Originally formed by its founding duo Genesis Breyer P-Orridge and video director Peter Christopherson after the breakup of Throbbing Gristle in the early 1980s, Psychic TV (also known as Psychick TV or PTV) was conceived as an experimental video art and music project. Throughout each of its three incarnations, the project has included a diverse and rotating cast of collaborators including Coil, Current 93, Hafler Trio, The Cult, Soft Cell, Fred Giannelli, XKP, Master Musicians of Jajouka, Matthew Best, Abino Brolle, Daniel Simon Black, William Breeze, Hilmar Örn Hilmarsson, Derek Jarman, John Gosling, Timothy Leary, Rose McDowall, Stephen Kent, Vagina Dentata Organ, Andrew Weatherill, Larry Thrasher, Z’EV, Zef NoiSe, Jeff Berner and a lengthy list of others. Interestingly, the project has a long-held reputation for relentless experimentation with its sound and aesthetic, and at one point for being incredibly prolific — with the release of a monthly series of live albums starting in 1986, the band earned an entry in the Guinness Book of World Records for most records released in one year.

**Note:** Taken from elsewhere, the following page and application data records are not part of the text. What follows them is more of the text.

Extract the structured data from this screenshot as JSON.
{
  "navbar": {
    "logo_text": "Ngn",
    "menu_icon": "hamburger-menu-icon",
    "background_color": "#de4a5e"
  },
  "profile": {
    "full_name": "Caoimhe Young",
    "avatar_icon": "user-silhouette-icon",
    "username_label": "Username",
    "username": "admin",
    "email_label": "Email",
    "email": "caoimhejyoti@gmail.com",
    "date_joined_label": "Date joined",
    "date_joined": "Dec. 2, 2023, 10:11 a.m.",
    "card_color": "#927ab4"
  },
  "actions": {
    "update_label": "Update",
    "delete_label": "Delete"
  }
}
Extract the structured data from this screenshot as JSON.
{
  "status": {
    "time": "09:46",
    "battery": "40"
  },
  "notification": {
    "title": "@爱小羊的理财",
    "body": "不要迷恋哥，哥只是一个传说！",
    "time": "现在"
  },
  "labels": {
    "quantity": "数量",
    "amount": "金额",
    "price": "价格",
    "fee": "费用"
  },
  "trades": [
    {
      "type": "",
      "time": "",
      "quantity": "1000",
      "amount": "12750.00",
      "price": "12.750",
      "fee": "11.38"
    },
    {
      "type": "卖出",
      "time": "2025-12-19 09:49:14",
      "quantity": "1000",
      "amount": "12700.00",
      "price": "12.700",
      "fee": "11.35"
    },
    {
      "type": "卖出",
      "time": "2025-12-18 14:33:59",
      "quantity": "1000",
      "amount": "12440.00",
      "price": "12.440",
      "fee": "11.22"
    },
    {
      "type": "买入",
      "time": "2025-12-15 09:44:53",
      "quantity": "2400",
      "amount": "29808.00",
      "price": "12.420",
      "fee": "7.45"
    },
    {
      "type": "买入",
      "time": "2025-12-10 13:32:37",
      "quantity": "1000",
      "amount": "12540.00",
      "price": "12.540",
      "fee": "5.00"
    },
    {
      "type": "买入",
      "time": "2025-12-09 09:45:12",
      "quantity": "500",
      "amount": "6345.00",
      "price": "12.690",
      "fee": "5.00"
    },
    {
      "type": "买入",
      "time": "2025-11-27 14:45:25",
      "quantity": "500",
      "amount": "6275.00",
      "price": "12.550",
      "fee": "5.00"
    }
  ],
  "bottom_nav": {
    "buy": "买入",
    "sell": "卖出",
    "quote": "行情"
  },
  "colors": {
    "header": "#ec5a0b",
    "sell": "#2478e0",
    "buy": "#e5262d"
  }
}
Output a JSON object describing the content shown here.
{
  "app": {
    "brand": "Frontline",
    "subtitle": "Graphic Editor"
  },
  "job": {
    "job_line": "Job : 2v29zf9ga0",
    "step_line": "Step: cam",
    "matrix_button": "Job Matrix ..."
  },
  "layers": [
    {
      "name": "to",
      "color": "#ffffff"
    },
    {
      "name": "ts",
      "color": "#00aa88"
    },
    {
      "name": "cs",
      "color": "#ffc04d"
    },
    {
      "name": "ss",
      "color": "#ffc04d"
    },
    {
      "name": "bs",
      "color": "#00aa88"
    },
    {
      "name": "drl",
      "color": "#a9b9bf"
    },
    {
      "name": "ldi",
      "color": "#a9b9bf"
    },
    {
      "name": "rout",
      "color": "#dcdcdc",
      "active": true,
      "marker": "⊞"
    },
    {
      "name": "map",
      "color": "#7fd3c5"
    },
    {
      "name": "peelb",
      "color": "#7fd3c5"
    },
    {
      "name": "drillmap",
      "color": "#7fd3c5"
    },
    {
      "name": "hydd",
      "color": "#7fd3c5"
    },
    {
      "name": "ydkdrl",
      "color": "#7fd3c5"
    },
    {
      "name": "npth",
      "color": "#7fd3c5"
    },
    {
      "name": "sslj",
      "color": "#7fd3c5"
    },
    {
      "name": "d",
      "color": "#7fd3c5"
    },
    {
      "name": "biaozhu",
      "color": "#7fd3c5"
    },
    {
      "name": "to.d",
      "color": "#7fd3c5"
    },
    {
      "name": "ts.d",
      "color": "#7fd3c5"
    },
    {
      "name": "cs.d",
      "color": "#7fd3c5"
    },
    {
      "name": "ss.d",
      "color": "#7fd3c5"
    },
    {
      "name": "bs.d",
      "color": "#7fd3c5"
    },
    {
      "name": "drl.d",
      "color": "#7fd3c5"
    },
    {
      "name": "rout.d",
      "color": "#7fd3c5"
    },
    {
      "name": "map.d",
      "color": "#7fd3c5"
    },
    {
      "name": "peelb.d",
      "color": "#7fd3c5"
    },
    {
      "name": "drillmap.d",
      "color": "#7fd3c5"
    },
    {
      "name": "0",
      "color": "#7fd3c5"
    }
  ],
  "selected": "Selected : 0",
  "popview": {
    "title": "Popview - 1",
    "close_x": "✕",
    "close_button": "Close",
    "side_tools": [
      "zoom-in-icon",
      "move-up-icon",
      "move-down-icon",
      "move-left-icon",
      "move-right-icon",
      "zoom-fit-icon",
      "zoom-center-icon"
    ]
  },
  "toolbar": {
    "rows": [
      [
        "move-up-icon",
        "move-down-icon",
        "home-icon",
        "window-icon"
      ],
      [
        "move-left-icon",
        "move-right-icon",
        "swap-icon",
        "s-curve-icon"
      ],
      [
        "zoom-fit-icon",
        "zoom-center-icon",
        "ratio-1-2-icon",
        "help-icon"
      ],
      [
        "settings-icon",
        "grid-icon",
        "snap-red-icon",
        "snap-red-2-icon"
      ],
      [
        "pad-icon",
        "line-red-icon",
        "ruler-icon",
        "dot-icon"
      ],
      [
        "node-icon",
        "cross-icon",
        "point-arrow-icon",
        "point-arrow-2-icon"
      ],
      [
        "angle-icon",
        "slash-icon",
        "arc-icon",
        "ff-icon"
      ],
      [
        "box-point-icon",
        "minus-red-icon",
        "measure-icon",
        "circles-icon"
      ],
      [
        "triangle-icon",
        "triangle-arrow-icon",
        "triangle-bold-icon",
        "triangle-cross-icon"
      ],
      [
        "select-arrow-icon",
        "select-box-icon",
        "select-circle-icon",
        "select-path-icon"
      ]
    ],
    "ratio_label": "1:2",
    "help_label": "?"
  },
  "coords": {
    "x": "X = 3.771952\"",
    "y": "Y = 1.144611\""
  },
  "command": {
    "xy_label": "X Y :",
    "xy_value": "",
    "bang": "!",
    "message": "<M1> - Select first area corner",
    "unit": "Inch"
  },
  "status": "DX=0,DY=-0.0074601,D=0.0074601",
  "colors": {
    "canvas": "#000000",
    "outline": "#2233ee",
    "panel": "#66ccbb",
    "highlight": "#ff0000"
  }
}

Psychic TV’s latest effort Alienist can trace its origins back to 2009 when the project’s creative mastermind and primary member Genesis Breyer P-Orridge proposed that the band cover Funkadelic‘s “Maggot Brain” as a musical interlude while on tour. After that tour, the members of the band went into the studio to record their interpretation of “Maggot Brain,” that lead to the band recording a series of 12 inch records annually which included the band’s interpretation of a classic song on the A side and a new song on the B side. Mostly chosen by drummer and co-producer Edley ODowd, the band has covered Hawkwind‘s “Silver Machine,” Can‘s “Mother Sky,” and Captain Beefheart‘s “Dropout Boogie” among others. Alienist is the latest effort in their 12 inch series and the album includes the band covering Harry Nilsson‘s “Jump Into the Fire” and 60’s British psych rockers, The Creation’s “How Does It Feel to Feel,” one of Breyer P-Orridge’s all-time favorites, along with two original tracks “I’m Looking For You” and “Alienist,” a trippy, dance-floor friendly song that sounds as though it drew from Evil Heat-era Primal ScreamZooropa-era U2 and house music, while also channeling the project’s acid house experiments of the late 80s.

 

 

.